## INPUT MATERIAL
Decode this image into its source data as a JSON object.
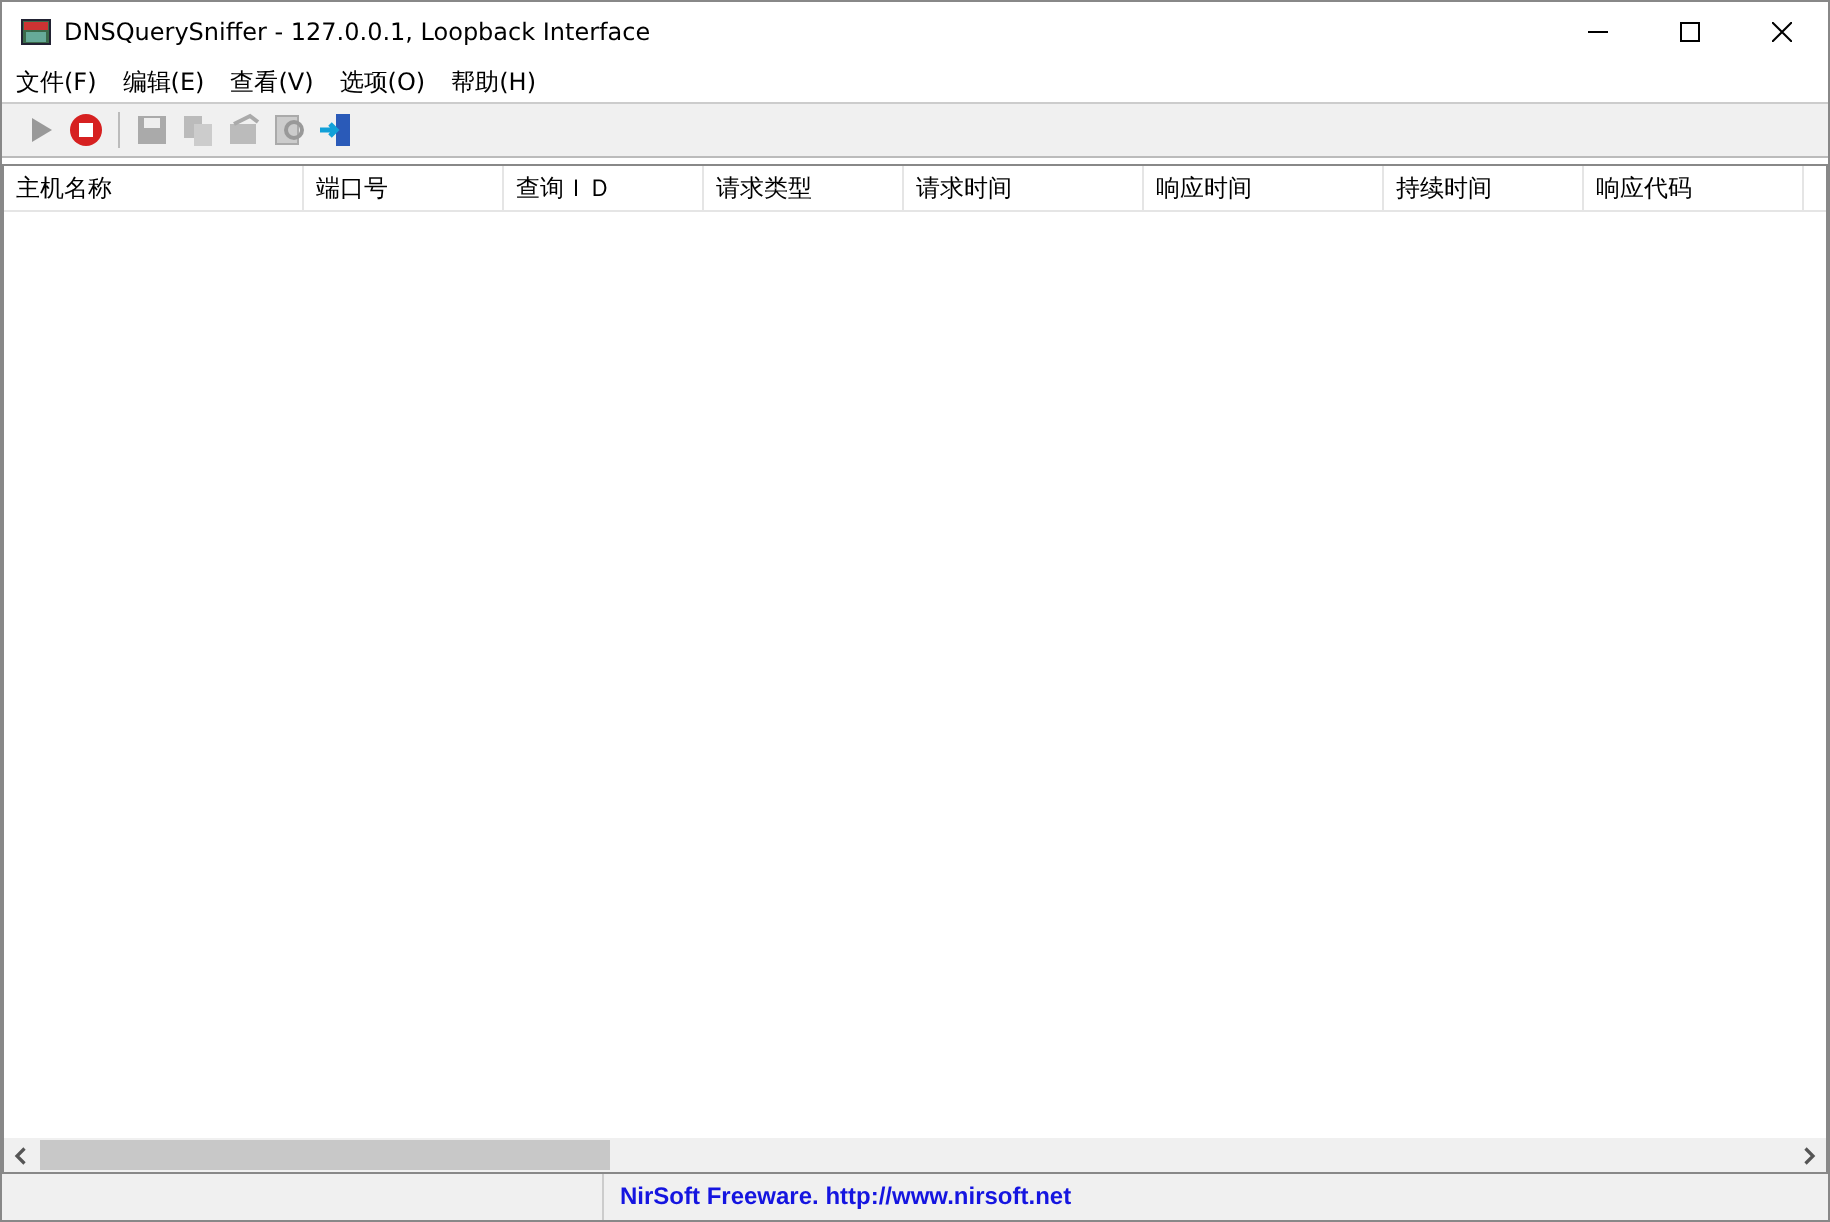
{
  "window": {
    "title": "DNSQuerySniffer  -  127.0.0.1, Loopback Interface"
  },
  "menu": [
    "文件(F)",
    "编辑(E)",
    "查看(V)",
    "选项(O)",
    "帮助(H)"
  ],
  "toolbar": [
    {
      "kind": "play",
      "disabled": true
    },
    {
      "kind": "stop",
      "disabled": false
    },
    {
      "kind": "save",
      "disabled": true
    },
    {
      "kind": "copy",
      "disabled": true
    },
    {
      "kind": "properties",
      "disabled": true
    },
    {
      "kind": "find",
      "disabled": true
    },
    {
      "kind": "exit",
      "disabled": false
    }
  ],
  "table": {
    "columns": [
      "主机名称",
      "端口号",
      "查询ＩＤ",
      "请求类型",
      "请求时间",
      "响应时间",
      "持续时间",
      "响应代码"
    ]
  },
  "status_bar": {
    "text": "NirSoft Freeware.  http://www.nirsoft.net"
  }
}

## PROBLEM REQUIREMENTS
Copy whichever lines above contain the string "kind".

## RESPONSE
      "kind": "play",
      "kind": "stop",
      "kind": "save",
      "kind": "copy",
      "kind": "properties",
      "kind": "find",
      "kind": "exit",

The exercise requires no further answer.